Add the jaggery, garam masala, lemon juice and salt. Check and make adjustments, if needed.
Take it off the heat and garnish with the chopped herbs,
This goes with either rice or with puris.
Pink guavas from my mother's garden
I loved it. Although my boys weren't keen on it, I'm glad I tried this dish. Particularly with home-grown produce.

Sunday, August 6, 2017

Fritters Made Of Water Lily Stalks

The wide plains of our state is rich in aquatic plants. And during this season, water spinach and water lilies with their extra long stalks are widely sold. Our regular vendor who comes each morning in his bicycle with baskets laden with banana flowers, lemons, chillies, and various leafy greens had plenty of water lilies yesterday. Now with flowers that look like these, who can resist them?
I usually ask the vendors how they like to eat/cook the vegetables they sell. In this case, he said that they taste really good when you stir-fry the stems with some garlic. But I had done that before and quite liked it. These stalks are mild in taste and need very little cooking time.
A basket of water lilies
 The pretty flowers were drowsy in the hot sun and I simply couldn't take my eyes off them.


Water lily stalk fritters:
Recipe adapted from here.
Ingredients:
Water lily stems
Chick pea flour
Rice flour
Chilli powder
Nigella seeds
Turmeric powder
Salt to taste
A dash of sugar
A pinch of baking soda
Oil to fry

Method:
Remove the flowers and wash the stalks. Peel the skin. It comes off easily in long strips. The action is the same as stringing beans or removing the skin from colocasia stems. You could cut the stalks into four or five parts to make it easier. Cut into even-sized pieces.
Wash and drain in a colander.
Take a toothpick and skewer the cut stalks like a small raft. I used 6 pieces for each 'raft'.
Keep doing so till all the prepared stalks are used up. 
In a bowl, mix the flours. No measurements are given here as with fritters we usually go by eye. The proportion is that there should be two parts chick pea flour and one part rice flour.
Add the seasonings and the nigella seeds. Mix well. Add water and make a thick batter.
Heat the oil in a heavy-bottomed pan.
Dip each 'raft' in the batter and fry in the hot oil. Remove with a slotted spoon and drain on kitchen paper.
The toothpicks can be removed but I left them on.

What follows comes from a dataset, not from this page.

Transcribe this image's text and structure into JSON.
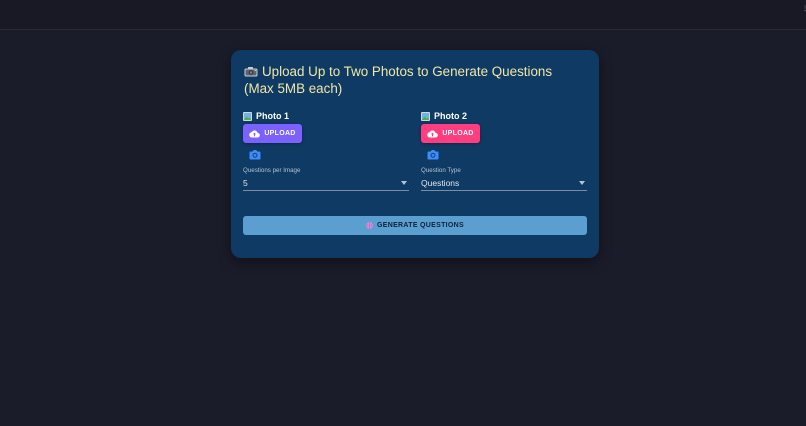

Instead of making regular chutney. I made a tzatziki dip with...
1 cup of strained yoghurt
1 small cucumber, peeled and grated and the water squeezed out
Salt to taste
2 cloves of garlic peeled, crushed and chopped to bits
Freshly grated black pepper, as per taste
A drizzle of extra virgin olive olive oil
Mint leaves as a garnish
Combine all the ingredients except the last two, till homogeneous. Drizzle the olive oil on top and garnish with a few mint leaves/sprigs.

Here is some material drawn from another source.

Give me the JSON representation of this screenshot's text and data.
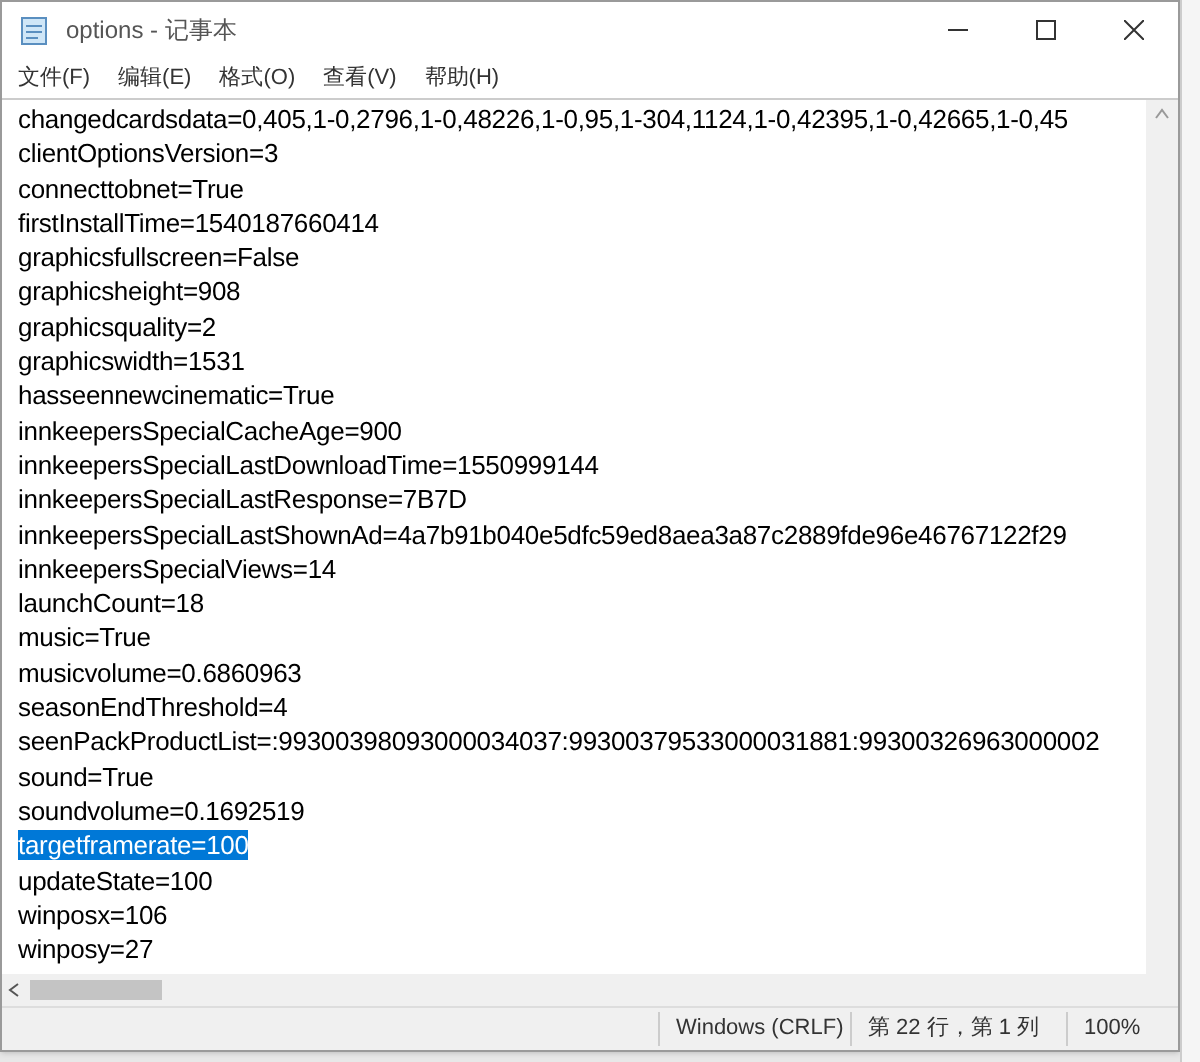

The reddish colour comes from the use of chilli powder. I loved the fritters. With the rest of the stalks, I'll be trying out another recipe soon.